Instructions to follow
Only the lines holding the string "Hours" are needed; copy each of them from the data.

Data for processing
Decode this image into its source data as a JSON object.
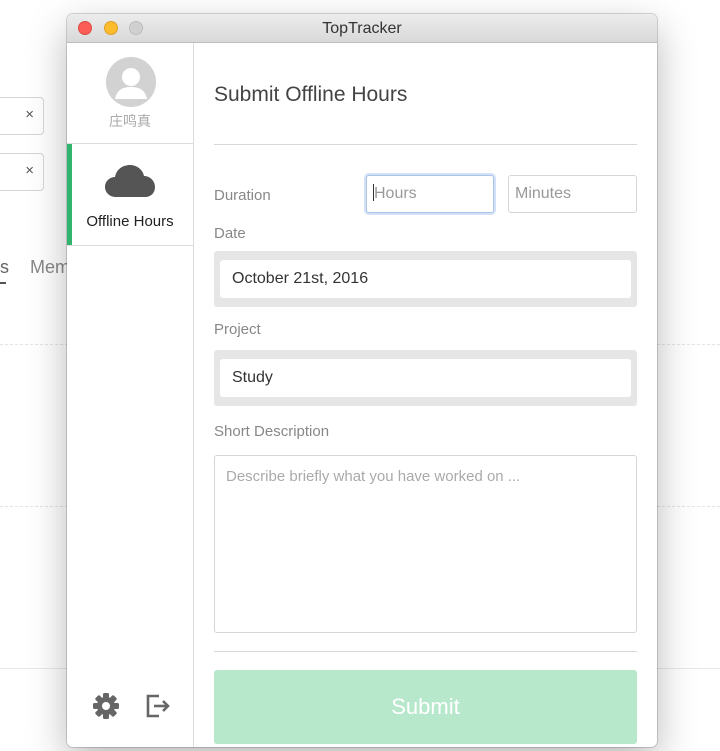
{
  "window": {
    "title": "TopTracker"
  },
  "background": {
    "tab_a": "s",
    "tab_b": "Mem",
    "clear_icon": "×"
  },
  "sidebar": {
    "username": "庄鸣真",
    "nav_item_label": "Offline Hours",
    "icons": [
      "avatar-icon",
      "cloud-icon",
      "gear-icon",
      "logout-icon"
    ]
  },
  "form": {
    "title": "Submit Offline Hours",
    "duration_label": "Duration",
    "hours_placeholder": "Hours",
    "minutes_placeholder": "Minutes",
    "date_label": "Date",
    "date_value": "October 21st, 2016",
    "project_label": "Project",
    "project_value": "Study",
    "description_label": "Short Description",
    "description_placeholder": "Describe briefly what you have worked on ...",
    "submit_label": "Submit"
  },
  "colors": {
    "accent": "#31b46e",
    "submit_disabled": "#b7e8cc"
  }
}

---

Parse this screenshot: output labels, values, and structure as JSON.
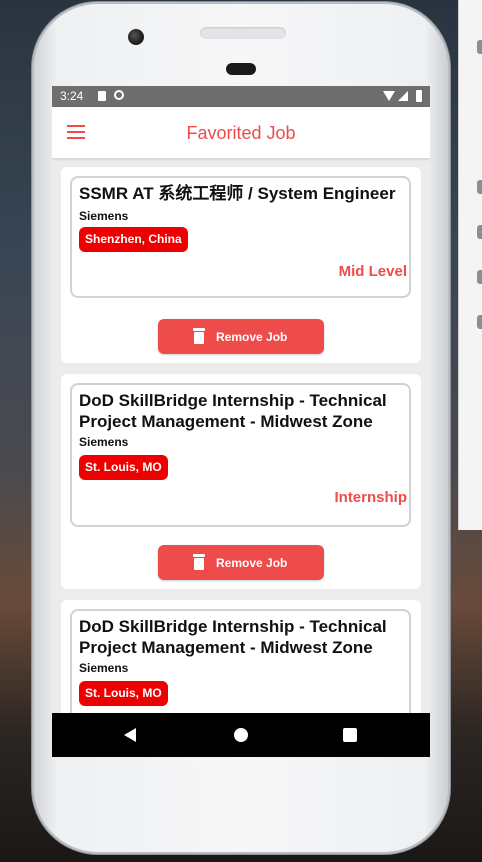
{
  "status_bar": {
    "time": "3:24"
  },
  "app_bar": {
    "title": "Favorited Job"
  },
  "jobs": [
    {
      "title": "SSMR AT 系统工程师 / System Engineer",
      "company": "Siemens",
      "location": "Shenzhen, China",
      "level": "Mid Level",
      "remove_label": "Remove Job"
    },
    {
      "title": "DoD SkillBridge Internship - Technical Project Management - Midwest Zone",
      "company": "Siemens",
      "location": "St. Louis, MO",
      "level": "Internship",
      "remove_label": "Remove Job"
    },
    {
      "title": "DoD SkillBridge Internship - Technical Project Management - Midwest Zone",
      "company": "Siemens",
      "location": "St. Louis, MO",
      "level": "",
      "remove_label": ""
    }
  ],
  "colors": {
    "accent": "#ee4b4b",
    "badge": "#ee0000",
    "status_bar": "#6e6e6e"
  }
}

Answer space
    "nav_item_label": "Offline Hours",
    "title": "Submit Offline Hours",
    "hours_placeholder": "Hours",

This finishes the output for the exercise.